Most people don’t realize that starting a nonprofit organization involves a great deal of research, work, and time. It’s also a complex process that consists in protecting the organization and its leaders from legal harm. Before you can begin this process, you should do some research to ensure the type of organization you’re thinking about starting is necessary and unique to your community. If so, you can follow this guide.

Create a Business Plan

To get started, you will have to create a business plan that’s just as detailed as the plan you would make for a commercial business. This begins with a mission statement that outlines your organization’s purpose and the people it’s intended to help. Your mission statement should also outline a strategy for achieving the goals you set for the organization. This step in the process should also involve establishing a board that will oversee the organization’s management.

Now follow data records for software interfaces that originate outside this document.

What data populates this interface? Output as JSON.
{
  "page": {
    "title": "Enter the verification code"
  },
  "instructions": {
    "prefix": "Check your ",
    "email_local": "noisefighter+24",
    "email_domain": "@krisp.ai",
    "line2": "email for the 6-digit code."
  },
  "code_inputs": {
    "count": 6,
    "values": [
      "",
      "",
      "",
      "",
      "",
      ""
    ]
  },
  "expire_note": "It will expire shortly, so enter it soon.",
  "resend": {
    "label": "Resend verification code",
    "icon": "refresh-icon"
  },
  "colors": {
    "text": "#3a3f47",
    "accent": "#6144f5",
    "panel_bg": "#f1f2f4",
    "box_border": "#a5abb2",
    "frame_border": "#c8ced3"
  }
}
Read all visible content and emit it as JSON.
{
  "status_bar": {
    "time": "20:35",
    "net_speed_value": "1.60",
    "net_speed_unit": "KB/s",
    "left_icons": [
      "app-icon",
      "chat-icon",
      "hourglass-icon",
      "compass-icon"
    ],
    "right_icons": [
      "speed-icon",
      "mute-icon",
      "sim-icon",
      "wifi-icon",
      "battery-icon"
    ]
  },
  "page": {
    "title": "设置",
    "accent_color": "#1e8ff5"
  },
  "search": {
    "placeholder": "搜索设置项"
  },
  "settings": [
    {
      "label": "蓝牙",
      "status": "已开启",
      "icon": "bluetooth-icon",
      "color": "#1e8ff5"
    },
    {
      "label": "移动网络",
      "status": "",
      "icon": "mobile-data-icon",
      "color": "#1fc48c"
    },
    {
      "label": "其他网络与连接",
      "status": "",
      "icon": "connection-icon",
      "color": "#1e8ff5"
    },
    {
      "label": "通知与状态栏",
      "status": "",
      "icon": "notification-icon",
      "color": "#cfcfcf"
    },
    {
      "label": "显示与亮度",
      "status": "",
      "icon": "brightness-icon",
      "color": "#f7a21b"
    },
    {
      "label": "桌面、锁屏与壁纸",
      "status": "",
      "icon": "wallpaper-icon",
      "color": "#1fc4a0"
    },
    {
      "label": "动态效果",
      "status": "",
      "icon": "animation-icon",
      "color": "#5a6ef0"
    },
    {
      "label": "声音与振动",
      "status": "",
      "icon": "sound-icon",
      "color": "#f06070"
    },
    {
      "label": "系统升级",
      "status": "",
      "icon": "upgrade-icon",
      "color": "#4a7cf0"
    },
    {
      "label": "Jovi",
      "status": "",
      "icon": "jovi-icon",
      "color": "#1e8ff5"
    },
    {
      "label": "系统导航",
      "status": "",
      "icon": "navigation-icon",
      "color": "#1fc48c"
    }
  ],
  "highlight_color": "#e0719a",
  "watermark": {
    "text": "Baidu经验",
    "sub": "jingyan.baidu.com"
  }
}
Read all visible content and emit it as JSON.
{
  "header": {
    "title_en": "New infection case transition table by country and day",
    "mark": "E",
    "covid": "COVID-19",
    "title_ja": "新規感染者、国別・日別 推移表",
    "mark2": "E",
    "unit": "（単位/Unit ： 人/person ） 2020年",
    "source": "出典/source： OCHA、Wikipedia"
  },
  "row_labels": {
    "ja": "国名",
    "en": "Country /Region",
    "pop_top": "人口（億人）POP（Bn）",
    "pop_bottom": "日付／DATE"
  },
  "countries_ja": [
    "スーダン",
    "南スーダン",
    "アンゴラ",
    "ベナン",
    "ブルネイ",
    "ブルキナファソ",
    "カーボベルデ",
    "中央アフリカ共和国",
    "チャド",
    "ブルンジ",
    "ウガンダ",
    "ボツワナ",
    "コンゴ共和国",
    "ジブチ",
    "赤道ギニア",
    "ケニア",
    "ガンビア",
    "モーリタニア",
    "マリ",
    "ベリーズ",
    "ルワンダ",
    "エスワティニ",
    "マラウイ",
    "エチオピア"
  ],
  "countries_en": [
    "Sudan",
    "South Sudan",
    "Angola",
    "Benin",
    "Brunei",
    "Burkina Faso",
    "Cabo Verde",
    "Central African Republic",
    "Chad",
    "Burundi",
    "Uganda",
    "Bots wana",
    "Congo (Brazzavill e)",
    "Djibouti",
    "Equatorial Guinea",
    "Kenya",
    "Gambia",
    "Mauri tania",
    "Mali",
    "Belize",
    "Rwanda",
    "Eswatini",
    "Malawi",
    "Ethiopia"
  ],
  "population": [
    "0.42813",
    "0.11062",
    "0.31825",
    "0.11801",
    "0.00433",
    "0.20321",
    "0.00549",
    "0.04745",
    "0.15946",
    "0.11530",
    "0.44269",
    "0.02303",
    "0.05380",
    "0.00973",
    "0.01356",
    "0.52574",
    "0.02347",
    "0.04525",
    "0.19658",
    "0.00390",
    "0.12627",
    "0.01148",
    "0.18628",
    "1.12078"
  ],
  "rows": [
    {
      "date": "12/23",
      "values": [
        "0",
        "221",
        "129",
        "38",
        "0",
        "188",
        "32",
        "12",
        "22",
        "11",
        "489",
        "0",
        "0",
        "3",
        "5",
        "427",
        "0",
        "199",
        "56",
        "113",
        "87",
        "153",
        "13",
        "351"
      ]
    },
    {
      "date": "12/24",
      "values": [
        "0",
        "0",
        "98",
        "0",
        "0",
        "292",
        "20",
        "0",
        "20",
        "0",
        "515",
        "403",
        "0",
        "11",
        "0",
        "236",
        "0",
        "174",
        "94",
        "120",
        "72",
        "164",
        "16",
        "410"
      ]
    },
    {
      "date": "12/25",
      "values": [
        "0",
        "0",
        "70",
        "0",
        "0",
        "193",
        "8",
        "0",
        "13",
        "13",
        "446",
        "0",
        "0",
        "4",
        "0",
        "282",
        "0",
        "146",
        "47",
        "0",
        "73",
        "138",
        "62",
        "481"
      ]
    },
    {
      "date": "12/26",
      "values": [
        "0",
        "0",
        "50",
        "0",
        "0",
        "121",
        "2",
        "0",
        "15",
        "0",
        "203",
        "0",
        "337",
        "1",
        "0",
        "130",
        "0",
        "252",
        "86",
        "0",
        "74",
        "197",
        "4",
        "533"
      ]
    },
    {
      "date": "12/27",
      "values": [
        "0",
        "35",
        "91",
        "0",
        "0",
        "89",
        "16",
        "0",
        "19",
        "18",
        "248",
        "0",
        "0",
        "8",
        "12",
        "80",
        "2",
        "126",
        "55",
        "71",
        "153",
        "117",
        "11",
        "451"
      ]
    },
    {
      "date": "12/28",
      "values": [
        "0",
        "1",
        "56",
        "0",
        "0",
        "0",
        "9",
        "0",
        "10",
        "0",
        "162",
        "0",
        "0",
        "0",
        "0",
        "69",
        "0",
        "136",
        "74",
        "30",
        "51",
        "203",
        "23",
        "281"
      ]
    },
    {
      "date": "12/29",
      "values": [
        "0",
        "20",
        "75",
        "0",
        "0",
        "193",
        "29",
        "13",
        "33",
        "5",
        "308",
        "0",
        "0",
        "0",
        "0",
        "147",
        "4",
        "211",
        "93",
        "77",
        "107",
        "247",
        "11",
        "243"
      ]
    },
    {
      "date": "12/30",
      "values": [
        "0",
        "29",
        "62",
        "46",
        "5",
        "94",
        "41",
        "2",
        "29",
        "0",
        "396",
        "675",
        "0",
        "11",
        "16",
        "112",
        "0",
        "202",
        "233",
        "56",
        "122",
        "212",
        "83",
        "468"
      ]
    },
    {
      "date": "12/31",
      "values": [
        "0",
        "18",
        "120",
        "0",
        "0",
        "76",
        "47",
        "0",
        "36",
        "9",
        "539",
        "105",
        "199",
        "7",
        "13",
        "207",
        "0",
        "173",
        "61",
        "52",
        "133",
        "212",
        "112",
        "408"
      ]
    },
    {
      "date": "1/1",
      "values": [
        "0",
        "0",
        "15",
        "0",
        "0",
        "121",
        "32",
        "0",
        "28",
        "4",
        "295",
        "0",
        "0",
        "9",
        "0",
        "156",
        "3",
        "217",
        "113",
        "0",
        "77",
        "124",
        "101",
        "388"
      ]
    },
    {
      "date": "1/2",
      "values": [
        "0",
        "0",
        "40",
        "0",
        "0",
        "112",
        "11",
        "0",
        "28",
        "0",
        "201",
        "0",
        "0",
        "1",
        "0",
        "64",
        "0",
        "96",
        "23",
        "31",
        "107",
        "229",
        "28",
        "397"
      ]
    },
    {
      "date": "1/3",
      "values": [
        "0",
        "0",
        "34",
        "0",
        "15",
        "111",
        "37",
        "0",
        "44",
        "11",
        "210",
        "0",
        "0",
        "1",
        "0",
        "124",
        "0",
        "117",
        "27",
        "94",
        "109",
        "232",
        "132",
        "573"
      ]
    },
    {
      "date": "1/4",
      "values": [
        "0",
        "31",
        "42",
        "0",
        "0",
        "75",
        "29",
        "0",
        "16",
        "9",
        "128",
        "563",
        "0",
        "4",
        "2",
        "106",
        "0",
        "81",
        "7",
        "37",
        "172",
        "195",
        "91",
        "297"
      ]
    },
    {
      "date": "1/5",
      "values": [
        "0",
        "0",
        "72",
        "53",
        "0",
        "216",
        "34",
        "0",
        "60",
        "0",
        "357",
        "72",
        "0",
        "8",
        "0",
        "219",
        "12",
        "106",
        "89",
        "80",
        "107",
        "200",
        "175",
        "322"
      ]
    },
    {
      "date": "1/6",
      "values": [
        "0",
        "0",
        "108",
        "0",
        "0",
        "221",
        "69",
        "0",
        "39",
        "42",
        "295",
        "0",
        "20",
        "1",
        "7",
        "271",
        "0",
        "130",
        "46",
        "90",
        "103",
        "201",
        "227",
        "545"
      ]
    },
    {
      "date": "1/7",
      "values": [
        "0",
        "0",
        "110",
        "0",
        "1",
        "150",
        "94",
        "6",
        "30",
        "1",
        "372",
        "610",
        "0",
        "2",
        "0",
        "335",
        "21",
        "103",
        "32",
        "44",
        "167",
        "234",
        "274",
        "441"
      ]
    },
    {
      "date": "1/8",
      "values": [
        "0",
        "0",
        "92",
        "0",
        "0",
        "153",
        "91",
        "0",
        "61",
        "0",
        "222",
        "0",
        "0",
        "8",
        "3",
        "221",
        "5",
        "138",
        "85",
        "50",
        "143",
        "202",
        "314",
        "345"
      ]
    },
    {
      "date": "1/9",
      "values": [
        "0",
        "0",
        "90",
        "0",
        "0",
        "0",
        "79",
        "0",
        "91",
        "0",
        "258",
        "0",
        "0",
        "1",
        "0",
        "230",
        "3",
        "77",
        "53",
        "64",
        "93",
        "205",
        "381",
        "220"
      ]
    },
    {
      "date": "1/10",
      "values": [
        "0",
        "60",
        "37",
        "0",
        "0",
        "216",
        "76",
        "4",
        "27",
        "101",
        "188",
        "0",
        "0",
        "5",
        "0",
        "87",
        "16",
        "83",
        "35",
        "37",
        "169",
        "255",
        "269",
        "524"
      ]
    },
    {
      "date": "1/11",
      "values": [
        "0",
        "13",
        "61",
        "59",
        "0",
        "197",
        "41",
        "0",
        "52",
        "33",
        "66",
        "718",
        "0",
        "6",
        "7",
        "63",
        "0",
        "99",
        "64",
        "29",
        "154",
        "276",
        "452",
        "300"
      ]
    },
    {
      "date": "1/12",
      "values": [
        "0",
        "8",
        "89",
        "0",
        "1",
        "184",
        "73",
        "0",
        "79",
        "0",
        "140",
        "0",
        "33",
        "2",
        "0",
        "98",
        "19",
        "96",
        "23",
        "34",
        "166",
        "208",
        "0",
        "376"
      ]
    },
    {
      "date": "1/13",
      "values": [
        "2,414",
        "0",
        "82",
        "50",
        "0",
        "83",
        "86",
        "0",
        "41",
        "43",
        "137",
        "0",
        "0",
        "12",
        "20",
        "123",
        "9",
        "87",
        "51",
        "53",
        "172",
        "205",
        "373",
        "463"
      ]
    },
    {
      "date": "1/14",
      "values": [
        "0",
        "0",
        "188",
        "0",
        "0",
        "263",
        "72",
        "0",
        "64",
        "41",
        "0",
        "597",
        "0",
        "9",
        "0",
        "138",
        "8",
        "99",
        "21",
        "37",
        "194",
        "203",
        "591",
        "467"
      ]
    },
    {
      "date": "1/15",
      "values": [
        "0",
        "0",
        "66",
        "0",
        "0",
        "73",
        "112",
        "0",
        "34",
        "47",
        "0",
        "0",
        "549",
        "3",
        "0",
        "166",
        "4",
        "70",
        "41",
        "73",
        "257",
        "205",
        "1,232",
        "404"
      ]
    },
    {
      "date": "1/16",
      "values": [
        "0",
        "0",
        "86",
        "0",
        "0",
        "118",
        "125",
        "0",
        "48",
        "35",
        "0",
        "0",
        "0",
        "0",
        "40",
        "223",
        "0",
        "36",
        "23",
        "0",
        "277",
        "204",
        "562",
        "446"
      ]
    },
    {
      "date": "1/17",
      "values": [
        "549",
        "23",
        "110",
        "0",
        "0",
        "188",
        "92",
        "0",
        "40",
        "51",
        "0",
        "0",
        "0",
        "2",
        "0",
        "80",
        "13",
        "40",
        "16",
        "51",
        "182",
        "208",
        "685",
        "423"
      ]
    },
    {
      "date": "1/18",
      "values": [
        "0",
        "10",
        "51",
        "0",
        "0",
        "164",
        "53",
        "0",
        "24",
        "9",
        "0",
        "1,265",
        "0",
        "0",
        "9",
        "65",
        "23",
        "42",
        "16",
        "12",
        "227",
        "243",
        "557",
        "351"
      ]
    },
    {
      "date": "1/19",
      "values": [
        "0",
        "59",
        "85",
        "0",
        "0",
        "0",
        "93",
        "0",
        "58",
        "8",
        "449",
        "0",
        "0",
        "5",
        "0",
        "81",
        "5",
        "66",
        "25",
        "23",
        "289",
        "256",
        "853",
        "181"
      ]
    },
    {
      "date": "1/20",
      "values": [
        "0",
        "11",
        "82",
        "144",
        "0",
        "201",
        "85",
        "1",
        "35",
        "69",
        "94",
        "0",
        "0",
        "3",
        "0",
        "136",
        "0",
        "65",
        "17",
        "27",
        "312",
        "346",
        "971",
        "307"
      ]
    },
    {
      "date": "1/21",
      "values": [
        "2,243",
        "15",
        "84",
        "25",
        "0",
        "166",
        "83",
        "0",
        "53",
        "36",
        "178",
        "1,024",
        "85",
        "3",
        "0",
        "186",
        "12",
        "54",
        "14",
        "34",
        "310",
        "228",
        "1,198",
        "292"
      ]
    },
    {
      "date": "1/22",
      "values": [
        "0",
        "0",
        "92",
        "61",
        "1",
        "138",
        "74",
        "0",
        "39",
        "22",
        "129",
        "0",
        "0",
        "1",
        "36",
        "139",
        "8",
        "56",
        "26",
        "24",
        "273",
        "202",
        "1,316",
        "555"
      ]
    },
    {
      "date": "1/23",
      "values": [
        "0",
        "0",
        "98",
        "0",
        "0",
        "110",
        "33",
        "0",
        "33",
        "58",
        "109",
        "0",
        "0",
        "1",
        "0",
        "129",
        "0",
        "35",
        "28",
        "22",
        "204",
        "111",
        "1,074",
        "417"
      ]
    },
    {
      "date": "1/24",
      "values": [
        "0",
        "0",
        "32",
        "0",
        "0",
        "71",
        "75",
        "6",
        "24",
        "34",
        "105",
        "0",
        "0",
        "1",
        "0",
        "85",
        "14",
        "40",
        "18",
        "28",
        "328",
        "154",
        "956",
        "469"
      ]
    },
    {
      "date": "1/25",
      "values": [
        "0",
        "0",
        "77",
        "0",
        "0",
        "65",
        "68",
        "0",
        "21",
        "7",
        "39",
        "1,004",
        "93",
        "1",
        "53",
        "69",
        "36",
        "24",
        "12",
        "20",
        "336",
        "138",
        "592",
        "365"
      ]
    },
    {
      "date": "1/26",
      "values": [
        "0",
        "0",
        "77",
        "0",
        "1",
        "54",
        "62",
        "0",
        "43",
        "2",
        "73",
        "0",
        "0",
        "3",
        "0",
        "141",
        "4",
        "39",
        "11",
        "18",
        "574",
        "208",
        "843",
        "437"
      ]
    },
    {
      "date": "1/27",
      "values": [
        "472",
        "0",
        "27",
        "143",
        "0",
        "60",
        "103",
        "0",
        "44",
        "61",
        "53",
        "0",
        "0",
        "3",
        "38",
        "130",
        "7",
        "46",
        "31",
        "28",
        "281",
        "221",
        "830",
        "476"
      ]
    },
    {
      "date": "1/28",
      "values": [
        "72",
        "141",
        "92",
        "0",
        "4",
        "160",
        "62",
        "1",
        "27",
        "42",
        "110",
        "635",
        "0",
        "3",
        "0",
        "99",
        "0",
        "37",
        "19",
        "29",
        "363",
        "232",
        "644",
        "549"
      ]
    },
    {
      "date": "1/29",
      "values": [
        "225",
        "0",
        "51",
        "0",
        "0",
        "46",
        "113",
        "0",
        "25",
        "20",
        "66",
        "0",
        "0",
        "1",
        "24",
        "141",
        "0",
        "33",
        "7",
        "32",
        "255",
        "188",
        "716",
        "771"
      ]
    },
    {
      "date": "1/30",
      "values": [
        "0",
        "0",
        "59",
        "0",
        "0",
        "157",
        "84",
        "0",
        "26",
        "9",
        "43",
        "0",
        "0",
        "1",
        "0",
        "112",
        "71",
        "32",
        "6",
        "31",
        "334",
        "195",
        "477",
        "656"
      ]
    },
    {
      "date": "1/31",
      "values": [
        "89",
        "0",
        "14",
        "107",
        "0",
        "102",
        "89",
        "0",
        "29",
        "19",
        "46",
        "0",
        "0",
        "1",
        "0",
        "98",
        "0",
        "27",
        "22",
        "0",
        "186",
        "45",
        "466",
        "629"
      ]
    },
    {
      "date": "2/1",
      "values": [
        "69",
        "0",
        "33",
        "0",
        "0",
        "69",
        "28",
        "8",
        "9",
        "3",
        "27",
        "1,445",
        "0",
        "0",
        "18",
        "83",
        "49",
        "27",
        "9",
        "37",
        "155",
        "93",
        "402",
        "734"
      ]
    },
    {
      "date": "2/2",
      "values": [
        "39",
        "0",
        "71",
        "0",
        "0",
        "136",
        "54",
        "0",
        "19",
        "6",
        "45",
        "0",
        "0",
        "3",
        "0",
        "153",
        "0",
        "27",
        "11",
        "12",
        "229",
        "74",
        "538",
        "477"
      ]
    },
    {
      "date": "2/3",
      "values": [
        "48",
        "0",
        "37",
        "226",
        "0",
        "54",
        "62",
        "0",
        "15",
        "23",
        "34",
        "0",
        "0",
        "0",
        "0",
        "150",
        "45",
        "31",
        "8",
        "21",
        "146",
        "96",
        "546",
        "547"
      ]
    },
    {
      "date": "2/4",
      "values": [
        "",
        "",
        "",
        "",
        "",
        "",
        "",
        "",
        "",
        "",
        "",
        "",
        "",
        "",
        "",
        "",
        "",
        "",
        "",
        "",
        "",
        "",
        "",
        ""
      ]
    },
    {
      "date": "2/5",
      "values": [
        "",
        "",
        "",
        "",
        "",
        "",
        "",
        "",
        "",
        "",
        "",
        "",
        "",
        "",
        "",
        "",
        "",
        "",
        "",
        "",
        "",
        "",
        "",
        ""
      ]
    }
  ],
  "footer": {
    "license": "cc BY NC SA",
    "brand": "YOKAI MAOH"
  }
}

Protect Your Organization Against Liability

You’ll find that most nonprofit organizations are incorporated, and there are many reasons for taking this step. By incorporating your organization, you’ll establish credibility and authority for your organization, which will go a long way towards establishing trust with the people in your community. More importantly, incorporating your nonprofit will protect the board members from liability if anyone seeks damages against the organization. Finally, it’s easier to comply with the regulations set by the IRS when you already have to meet those requirements to be eligible for your status as an incorporated organization.

Seek Tax-Exempt Status

You’ll also have to apply for 501(c)(3) status with the IRS to ensure your organization will be exempt from paying revenue taxes. It’s wise to consult a tax attorney as you start this process because there are different tax-exempt applications. You may need help in determining which is the right form for your nonprofit organization. The fees for filing range from $275 to $600, and it can take up to one year to get the final approval from the IRS.

Even after you follow these steps, the hard work is far from over. You will still have to raise funds, establish an online presence, set up a brick-and-mortar facility, and market your organization. This is a lifelong endeavor that can become just as time-consuming as starting any commercial business. Before you get started, be sure you’re ready for the responsibilities that creating a nonprofit organization entails.